● WHAT IS REQUIRED: Comb through the entries for "groupLabel" and pull out each line that holds it.

● Stored records:
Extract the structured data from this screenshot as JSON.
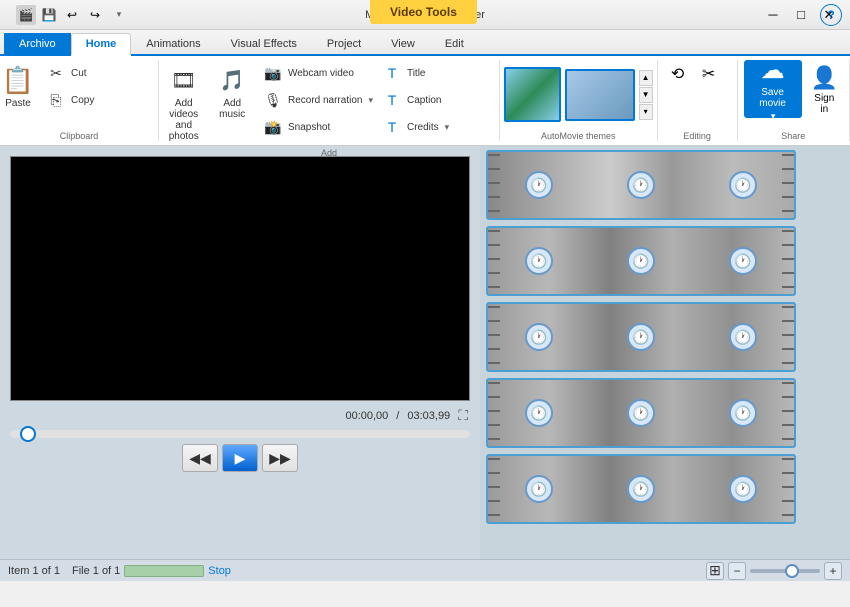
{
  "titleBar": {
    "title": "My Movie - Movie Maker",
    "videoToolsLabel": "Video Tools"
  },
  "windowControls": {
    "minimize": "─",
    "maximize": "□",
    "close": "✕"
  },
  "tabs": {
    "archivo": "Archivo",
    "home": "Home",
    "animations": "Animations",
    "visualEffects": "Visual Effects",
    "project": "Project",
    "view": "View",
    "edit": "Edit"
  },
  "clipboard": {
    "pasteLabel": "Paste",
    "cutLabel": "Cut",
    "copyLabel": "Copy",
    "groupLabel": "Clipboard"
  },
  "add": {
    "addVideosLabel": "Add videos\nand photos",
    "addMusicLabel": "Add\nmusic",
    "webcamLabel": "Webcam video",
    "recordNarrationLabel": "Record narration",
    "snapshotLabel": "Snapshot",
    "titleLabel": "Title",
    "captionLabel": "Caption",
    "creditsLabel": "Credits",
    "groupLabel": "Add"
  },
  "autoMovie": {
    "groupLabel": "AutoMovie themes"
  },
  "editing": {
    "groupLabel": "Editing"
  },
  "share": {
    "saveMovieLabel": "Save\nmovie",
    "signInLabel": "Sign\nin",
    "groupLabel": "Share"
  },
  "player": {
    "currentTime": "00:00,00",
    "totalTime": "03:03,99",
    "timeSeparator": "/"
  },
  "controls": {
    "prevFrame": "◀◀",
    "play": "▶",
    "nextFrame": "▶▶"
  },
  "statusBar": {
    "itemCount": "Item 1 of 1",
    "fileCount": "File 1 of 1",
    "stopLabel": "Stop"
  },
  "quickAccess": {
    "save": "💾",
    "undo": "↩",
    "redo": "↪",
    "dropdown": "▾"
  }
}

● RESPONSE BELOW:
    "groupLabel": "Clipboard"
    "groupLabel": "Add"
    "groupLabel": "AutoMovie themes"
    "groupLabel": "Editing"
    "groupLabel": "Share"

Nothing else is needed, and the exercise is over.